- [Exercise]: Copy every line from the records below that holds the word "name".

(Dataset records)
-=-=-

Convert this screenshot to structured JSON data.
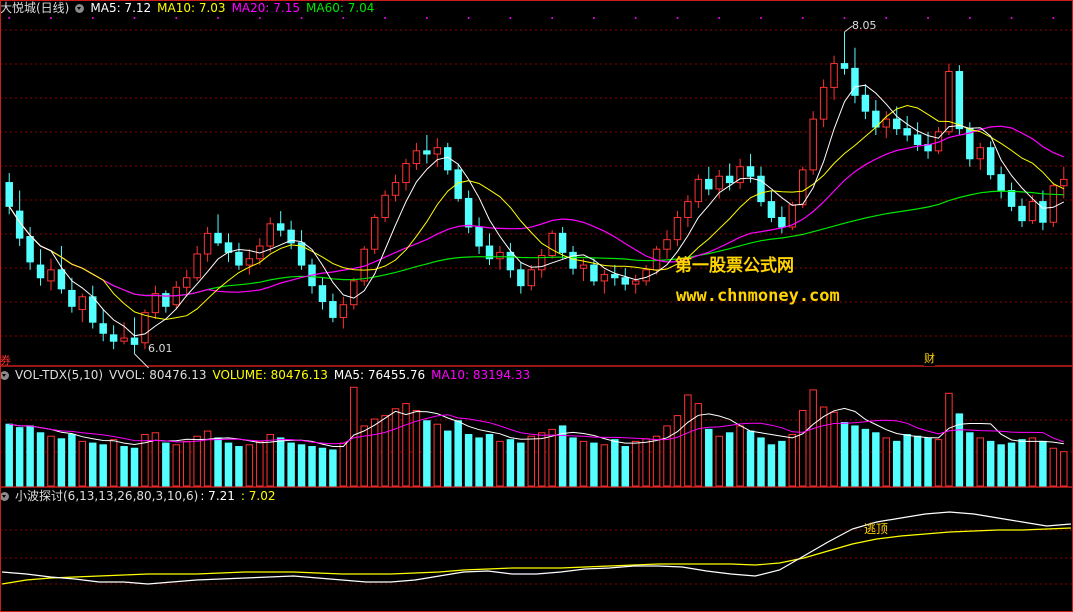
{
  "main": {
    "title": "大悦城(日线)",
    "ma5": "MA5: 7.12",
    "ma10": "MA10: 7.03",
    "ma20": "MA20: 7.15",
    "ma60": "MA60: 7.04",
    "high_label": "8.05",
    "low_label": "6.01",
    "fin_marker": "财",
    "left_marker": "券"
  },
  "volume": {
    "name": "VOL-TDX(5,10)",
    "vvol": "VVOL: 80476.13",
    "volume": "VOLUME: 80476.13",
    "ma5": "MA5: 76455.76",
    "ma10": "MA10: 83194.33"
  },
  "indicator": {
    "name": "小波探讨(6,13,13,26,80,3,10,6)",
    "v1": ": 7.21",
    "v2": ": 7.02",
    "annotation": "逃顶"
  },
  "watermark": {
    "line1": "第一股票公式网",
    "line2": "www.chnmoney.com"
  },
  "colors": {
    "up": "#ff3232",
    "down": "#54ffff",
    "ma5": "#ffffff",
    "ma10": "#ffff00",
    "ma20": "#ff00ff",
    "ma60": "#00e600",
    "grid": "#8b0000",
    "border": "#c81e1e"
  },
  "chart_data": {
    "type": "candlestick",
    "ylim": [
      5.95,
      8.15
    ],
    "ohlc": [
      [
        7.1,
        7.16,
        6.9,
        6.95
      ],
      [
        6.92,
        7.05,
        6.7,
        6.75
      ],
      [
        6.76,
        6.82,
        6.55,
        6.6
      ],
      [
        6.58,
        6.68,
        6.45,
        6.5
      ],
      [
        6.48,
        6.62,
        6.42,
        6.55
      ],
      [
        6.55,
        6.7,
        6.4,
        6.43
      ],
      [
        6.42,
        6.5,
        6.28,
        6.32
      ],
      [
        6.3,
        6.4,
        6.22,
        6.38
      ],
      [
        6.38,
        6.45,
        6.18,
        6.22
      ],
      [
        6.21,
        6.3,
        6.1,
        6.15
      ],
      [
        6.14,
        6.2,
        6.05,
        6.1
      ],
      [
        6.1,
        6.22,
        6.08,
        6.12
      ],
      [
        6.12,
        6.25,
        6.02,
        6.08
      ],
      [
        6.09,
        6.3,
        6.05,
        6.28
      ],
      [
        6.28,
        6.45,
        6.24,
        6.4
      ],
      [
        6.4,
        6.42,
        6.28,
        6.32
      ],
      [
        6.33,
        6.48,
        6.3,
        6.44
      ],
      [
        6.44,
        6.55,
        6.38,
        6.5
      ],
      [
        6.5,
        6.7,
        6.48,
        6.65
      ],
      [
        6.65,
        6.82,
        6.6,
        6.78
      ],
      [
        6.78,
        6.9,
        6.7,
        6.72
      ],
      [
        6.72,
        6.78,
        6.6,
        6.66
      ],
      [
        6.66,
        6.72,
        6.55,
        6.58
      ],
      [
        6.58,
        6.68,
        6.52,
        6.62
      ],
      [
        6.62,
        6.75,
        6.58,
        6.7
      ],
      [
        6.7,
        6.88,
        6.66,
        6.84
      ],
      [
        6.84,
        6.92,
        6.76,
        6.8
      ],
      [
        6.8,
        6.86,
        6.68,
        6.72
      ],
      [
        6.72,
        6.8,
        6.55,
        6.58
      ],
      [
        6.58,
        6.62,
        6.4,
        6.45
      ],
      [
        6.45,
        6.5,
        6.3,
        6.35
      ],
      [
        6.35,
        6.4,
        6.22,
        6.25
      ],
      [
        6.25,
        6.38,
        6.18,
        6.33
      ],
      [
        6.33,
        6.5,
        6.3,
        6.48
      ],
      [
        6.48,
        6.7,
        6.45,
        6.68
      ],
      [
        6.68,
        6.9,
        6.65,
        6.88
      ],
      [
        6.88,
        7.05,
        6.85,
        7.02
      ],
      [
        7.02,
        7.15,
        6.98,
        7.1
      ],
      [
        7.1,
        7.25,
        7.05,
        7.22
      ],
      [
        7.22,
        7.35,
        7.18,
        7.3
      ],
      [
        7.3,
        7.4,
        7.22,
        7.28
      ],
      [
        7.28,
        7.38,
        7.2,
        7.32
      ],
      [
        7.32,
        7.35,
        7.15,
        7.18
      ],
      [
        7.18,
        7.22,
        6.98,
        7.0
      ],
      [
        7.0,
        7.05,
        6.78,
        6.82
      ],
      [
        6.82,
        6.88,
        6.65,
        6.7
      ],
      [
        6.7,
        6.78,
        6.58,
        6.62
      ],
      [
        6.62,
        6.7,
        6.55,
        6.66
      ],
      [
        6.66,
        6.72,
        6.5,
        6.55
      ],
      [
        6.55,
        6.6,
        6.4,
        6.45
      ],
      [
        6.45,
        6.58,
        6.42,
        6.55
      ],
      [
        6.55,
        6.68,
        6.5,
        6.64
      ],
      [
        6.64,
        6.8,
        6.62,
        6.78
      ],
      [
        6.78,
        6.82,
        6.62,
        6.66
      ],
      [
        6.66,
        6.7,
        6.52,
        6.56
      ],
      [
        6.56,
        6.62,
        6.48,
        6.58
      ],
      [
        6.58,
        6.62,
        6.45,
        6.48
      ],
      [
        6.48,
        6.55,
        6.4,
        6.52
      ],
      [
        6.52,
        6.58,
        6.45,
        6.5
      ],
      [
        6.5,
        6.56,
        6.42,
        6.46
      ],
      [
        6.46,
        6.52,
        6.4,
        6.48
      ],
      [
        6.48,
        6.58,
        6.45,
        6.55
      ],
      [
        6.55,
        6.7,
        6.52,
        6.68
      ],
      [
        6.68,
        6.8,
        6.62,
        6.74
      ],
      [
        6.74,
        6.92,
        6.7,
        6.88
      ],
      [
        6.88,
        7.02,
        6.82,
        6.98
      ],
      [
        6.98,
        7.15,
        6.94,
        7.12
      ],
      [
        7.12,
        7.2,
        7.02,
        7.06
      ],
      [
        7.06,
        7.18,
        7.0,
        7.14
      ],
      [
        7.14,
        7.22,
        7.05,
        7.1
      ],
      [
        7.1,
        7.25,
        7.06,
        7.2
      ],
      [
        7.2,
        7.28,
        7.1,
        7.14
      ],
      [
        7.14,
        7.2,
        6.95,
        6.98
      ],
      [
        6.98,
        7.05,
        6.85,
        6.88
      ],
      [
        6.88,
        6.95,
        6.78,
        6.82
      ],
      [
        6.82,
        6.98,
        6.8,
        6.96
      ],
      [
        6.96,
        7.2,
        6.94,
        7.18
      ],
      [
        7.18,
        7.55,
        7.15,
        7.5
      ],
      [
        7.5,
        7.75,
        7.45,
        7.7
      ],
      [
        7.7,
        7.9,
        7.62,
        7.85
      ],
      [
        7.85,
        8.05,
        7.78,
        7.82
      ],
      [
        7.82,
        7.95,
        7.6,
        7.65
      ],
      [
        7.65,
        7.72,
        7.5,
        7.55
      ],
      [
        7.55,
        7.62,
        7.4,
        7.45
      ],
      [
        7.45,
        7.55,
        7.38,
        7.5
      ],
      [
        7.5,
        7.58,
        7.4,
        7.44
      ],
      [
        7.44,
        7.52,
        7.36,
        7.4
      ],
      [
        7.4,
        7.48,
        7.3,
        7.34
      ],
      [
        7.34,
        7.42,
        7.25,
        7.3
      ],
      [
        7.3,
        7.45,
        7.28,
        7.42
      ],
      [
        7.42,
        7.85,
        7.4,
        7.8
      ],
      [
        7.8,
        7.84,
        7.4,
        7.44
      ],
      [
        7.44,
        7.48,
        7.2,
        7.25
      ],
      [
        7.25,
        7.35,
        7.18,
        7.32
      ],
      [
        7.32,
        7.36,
        7.12,
        7.15
      ],
      [
        7.15,
        7.2,
        7.0,
        7.05
      ],
      [
        7.05,
        7.1,
        6.92,
        6.95
      ],
      [
        6.95,
        7.0,
        6.82,
        6.86
      ],
      [
        6.86,
        7.02,
        6.84,
        6.98
      ],
      [
        6.98,
        7.05,
        6.8,
        6.85
      ],
      [
        6.85,
        7.1,
        6.82,
        7.08
      ],
      [
        7.08,
        7.2,
        7.0,
        7.12
      ]
    ],
    "vol": [
      72,
      68,
      70,
      62,
      58,
      55,
      60,
      52,
      50,
      48,
      54,
      46,
      44,
      60,
      62,
      50,
      48,
      52,
      58,
      64,
      56,
      50,
      46,
      48,
      52,
      60,
      56,
      50,
      48,
      46,
      44,
      42,
      50,
      115,
      70,
      78,
      82,
      90,
      96,
      88,
      76,
      72,
      64,
      76,
      60,
      56,
      60,
      52,
      54,
      50,
      58,
      62,
      66,
      70,
      56,
      52,
      50,
      48,
      54,
      46,
      52,
      55,
      58,
      70,
      82,
      106,
      96,
      66,
      58,
      62,
      70,
      64,
      56,
      48,
      52,
      60,
      88,
      112,
      92,
      86,
      74,
      70,
      66,
      62,
      56,
      52,
      60,
      58,
      56,
      54,
      108,
      84,
      62,
      56,
      52,
      48,
      50,
      54,
      56,
      52,
      44,
      40
    ],
    "vol_up": [
      0,
      0,
      0,
      0,
      1,
      0,
      0,
      1,
      0,
      0,
      1,
      0,
      0,
      1,
      1,
      0,
      1,
      1,
      1,
      1,
      0,
      0,
      0,
      1,
      1,
      1,
      0,
      0,
      0,
      0,
      0,
      0,
      1,
      1,
      1,
      1,
      1,
      1,
      1,
      1,
      0,
      1,
      0,
      0,
      0,
      0,
      0,
      1,
      0,
      0,
      1,
      1,
      1,
      0,
      0,
      1,
      0,
      1,
      0,
      0,
      1,
      1,
      1,
      1,
      1,
      1,
      1,
      0,
      1,
      0,
      1,
      0,
      0,
      0,
      0,
      1,
      1,
      1,
      1,
      1,
      0,
      0,
      0,
      0,
      1,
      0,
      0,
      0,
      0,
      1,
      1,
      0,
      0,
      1,
      0,
      0,
      0,
      0,
      1,
      0,
      1,
      1
    ],
    "wave_white": [
      0.32,
      0.3,
      0.27,
      0.25,
      0.22,
      0.22,
      0.2,
      0.22,
      0.24,
      0.25,
      0.26,
      0.27,
      0.28,
      0.26,
      0.24,
      0.22,
      0.22,
      0.24,
      0.28,
      0.32,
      0.33,
      0.3,
      0.3,
      0.32,
      0.35,
      0.36,
      0.38,
      0.38,
      0.37,
      0.33,
      0.3,
      0.28,
      0.34,
      0.48,
      0.62,
      0.75,
      0.82,
      0.86,
      0.9,
      0.92,
      0.9,
      0.86,
      0.82,
      0.78,
      0.8
    ],
    "wave_yellow": [
      0.2,
      0.24,
      0.26,
      0.27,
      0.28,
      0.29,
      0.3,
      0.3,
      0.3,
      0.31,
      0.32,
      0.32,
      0.32,
      0.31,
      0.3,
      0.3,
      0.3,
      0.31,
      0.32,
      0.34,
      0.35,
      0.36,
      0.36,
      0.36,
      0.37,
      0.38,
      0.39,
      0.4,
      0.4,
      0.4,
      0.4,
      0.39,
      0.41,
      0.46,
      0.53,
      0.6,
      0.65,
      0.68,
      0.7,
      0.72,
      0.73,
      0.74,
      0.74,
      0.75,
      0.76
    ]
  }
}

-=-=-

- [Exercise solution]:
    "name": "VOL-TDX(5,10)",
    "name": "小波探讨(6,13,13,26,80,3,10,6)",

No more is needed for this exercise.